"It is an attitude which does not lightly give up hope that by such means as argument and careful observation, people may reach some kind of agreement on many problems of importance; and that, even where their demands and their interests clash, it is often possible to argue about the various demands and proposals, and to reach – perhaps by arbitration – a compromise which, because of its eq... (read more)
It seems a bit anthropocentric to assume that the next gang of creatures will also be interested in "sounding wise". Edit: Unless they're humans, of course.
"Use your intuition to guide you, but try whenever there's any doubt over what is correct to state what you mean in a rigorous form going back to axioms."
Does this involve too many implicitly defined terms?
Can I use Rule 110 as an extensional definition pointing to what is arguably the central insight of computation? "Rigorously analyze the relationship between the consequential patterns and initial conditions if, for each row of black and white stones, the next row is arranged such that a black stone is placed beneath a white stone if the stone to the right of the white stone is black, a white stone is placed beneath a black stone if the stones to either side of the black stone are also black, and a stone of the same color is placed beneath the stone in the preceding row otherwise."
I suppose something like:
Competition and creation, the former stopping the insane forms of the latter, are responsible for pretty much everything you see, and, if you foster them in your society, can - eventually - give you more than you can possibly imagine.
In my discipline? I guess
That'll save the ancient programmers of the 1950's some time.
If I were trying to build up programming from scratch, it'd get pretty hairy.

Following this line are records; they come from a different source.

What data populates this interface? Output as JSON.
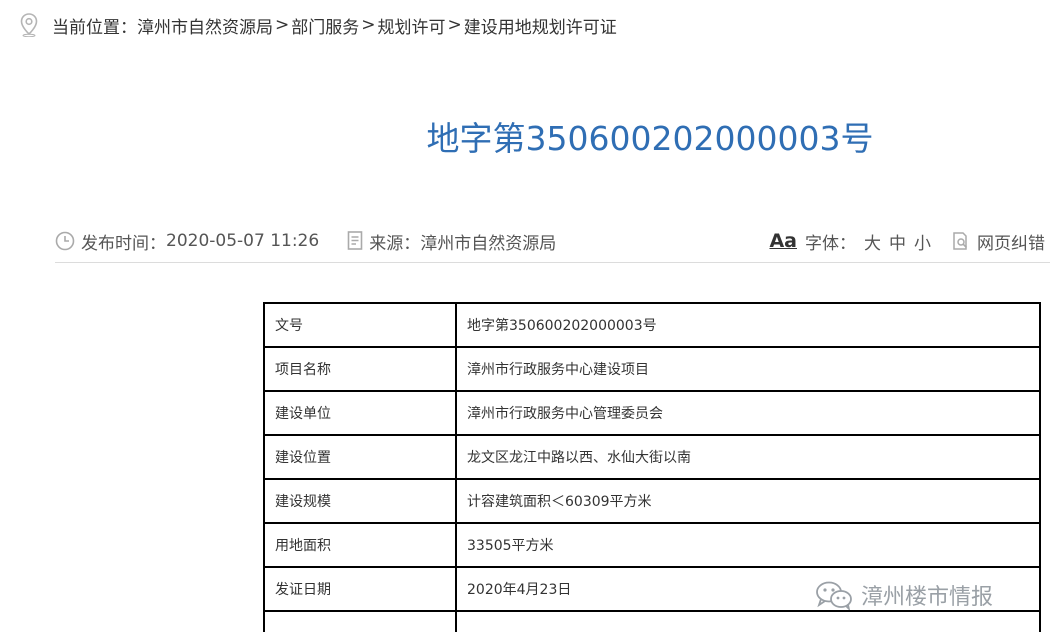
{
  "breadcrumb": {
    "prefix": "当前位置：",
    "items": [
      "漳州市自然资源局",
      "部门服务",
      "规划许可",
      "建设用地规划许可证"
    ],
    "separator": ">"
  },
  "title": "地字第350600202000003号",
  "meta": {
    "publish_label": "发布时间：",
    "publish_time": "2020-05-07 11:26",
    "source_label": "来源：",
    "source": "漳州市自然资源局",
    "font_icon_text": "Aa",
    "font_label": "字体：",
    "font_sizes": [
      "大",
      "中",
      "小"
    ],
    "correction": "网页纠错"
  },
  "table": {
    "rows": [
      {
        "key": "文号",
        "value": "地字第350600202000003号"
      },
      {
        "key": "项目名称",
        "value": "漳州市行政服务中心建设项目"
      },
      {
        "key": "建设单位",
        "value": "漳州市行政服务中心管理委员会"
      },
      {
        "key": "建设位置",
        "value": "龙文区龙江中路以西、水仙大街以南"
      },
      {
        "key": "建设规模",
        "value": "计容建筑面积＜60309平方米"
      },
      {
        "key": "用地面积",
        "value": "33505平方米"
      },
      {
        "key": "发证日期",
        "value": "2020年4月23日"
      }
    ]
  },
  "watermark": "漳州楼市情报",
  "colors": {
    "title": "#2f6eb4",
    "border": "#000000",
    "divider": "#dcdcdc"
  }
}
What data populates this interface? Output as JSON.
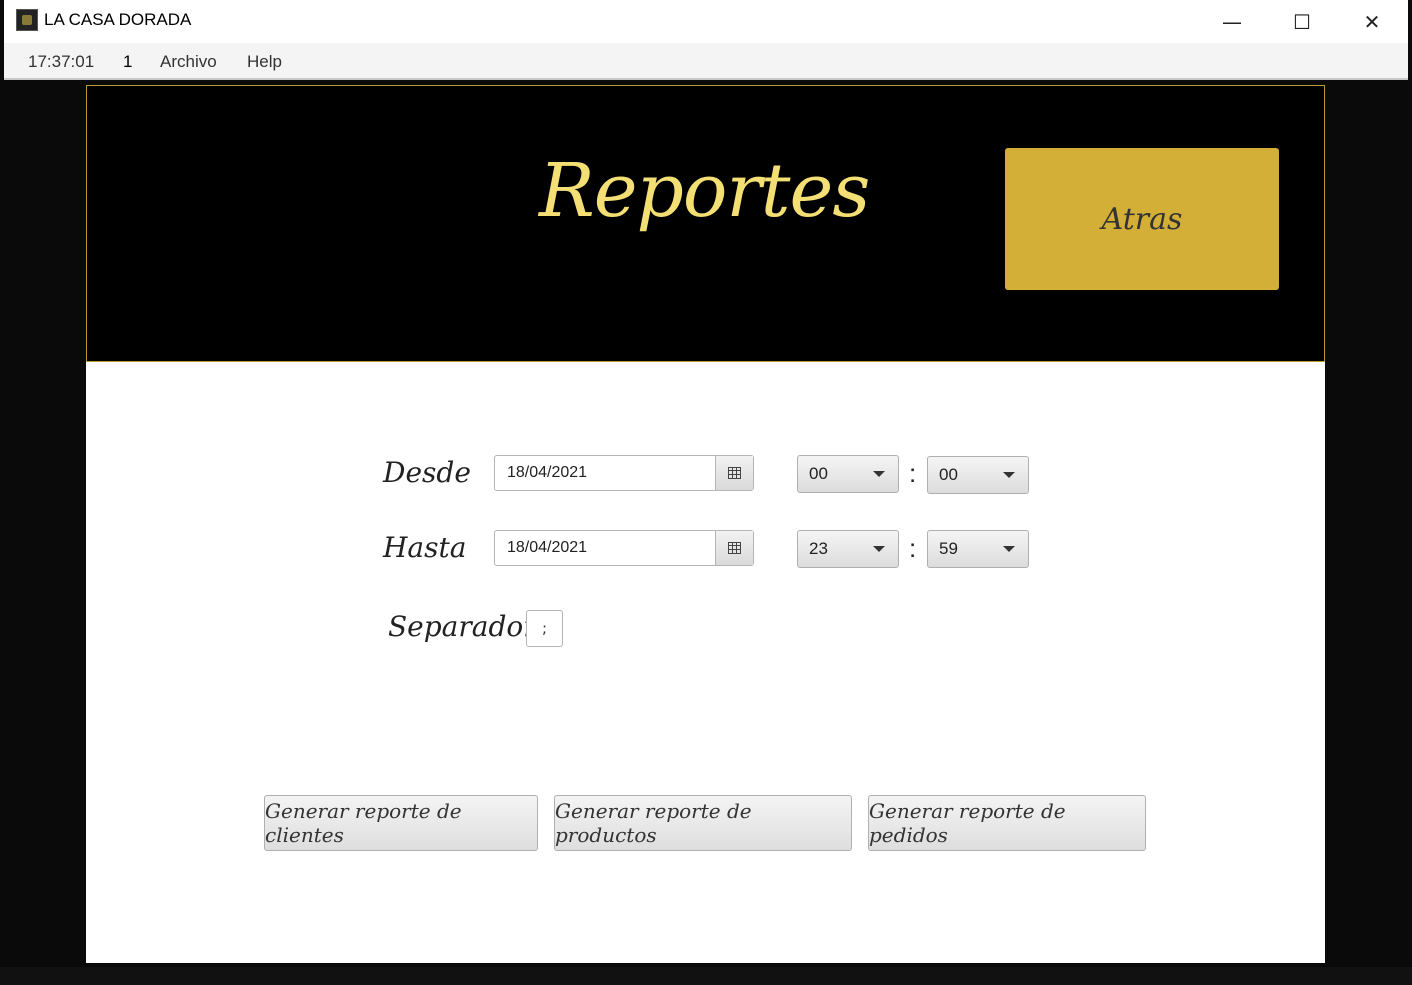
{
  "window": {
    "title": "LA CASA DORADA",
    "minimize_glyph": "—",
    "maximize_glyph": "☐",
    "close_glyph": "✕"
  },
  "menubar": {
    "clock": "17:37:01",
    "counter": "1",
    "items": [
      "Archivo",
      "Help"
    ]
  },
  "header": {
    "title": "Reportes",
    "back_label": "Atras"
  },
  "form": {
    "from": {
      "label": "Desde",
      "date": "18/04/2021",
      "hour": "00",
      "minute": "00"
    },
    "to": {
      "label": "Hasta",
      "date": "18/04/2021",
      "hour": "23",
      "minute": "59"
    },
    "time_separator": ":",
    "separator": {
      "label": "Separador",
      "value": ";"
    }
  },
  "actions": [
    {
      "label": "Generar reporte de clientes"
    },
    {
      "label": "Generar reporte de productos"
    },
    {
      "label": "Generar reporte de pedidos"
    }
  ],
  "colors": {
    "gold_accent": "#d4af37",
    "title_yellow": "#f4df75",
    "header_bg": "#000000"
  },
  "icons": [
    "app-logo-icon",
    "calendar-icon",
    "chevron-down-icon"
  ]
}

"Write down numbers by using ten symbols called digits for the numbers zero through nine, and writing XY, where X is a number and Y a digit, for the number equal to ten times the number represented by X, plus the number represented by Y."
Maybe this could be optimized by picking a better base to work in (2? 8? 12?), but if post-apocalyptic humans have the same number of fingers, then base 10 has its advantages as well.
"Your dirty lying teachers use only the midnight to midnight 1 day (ignoring 3 other days) Time to not foul (already wrong) bible time."
"Rub dry wood fast until it makes like sun."
How many semicolons are we permitted?
"Study processes whose inputs are also their outputs."
"You are not special. You are not a beautiful or unique snowflake. You're the same decaying organic matter as everything else. " -http://www.imdb.com/title/tt0137523/quotes
Prosperity depends on trust, especially trust that the fruits of one's labour won't be arbitrarily taken away; therefore there should be clear and reliable property rights.
For all X, either X xor not(X) holds, now start deriving things.
Political disputes are usually terminal value disputes, and pretending otherwise leads to confusion of facts and preferences.
Alternatively, something about hidden complexity of wishes and its relevance to defining legal and moral obligations.
Wow, what? No.
We are nowhere near the point where the only thing left to argue about in politics is terminal values. There are so many strict Pareto improvements available in the world that can't possibly be true.
Modify it and say "instrumental values", then maybe. That leaves a lot of room for the usual mechanisms of human stupidity to produce contradictory results, even with identical terminal values.
I'd say a more accurate characterization of political disputes is people failing at the is-ought distinction: how much of the controversy aroud racism, feminism, authoritarianism, etc is derived from the naturalistic fallacy and disagreeing with the facts because of supposed moral implications? (hint: nearly all of it.)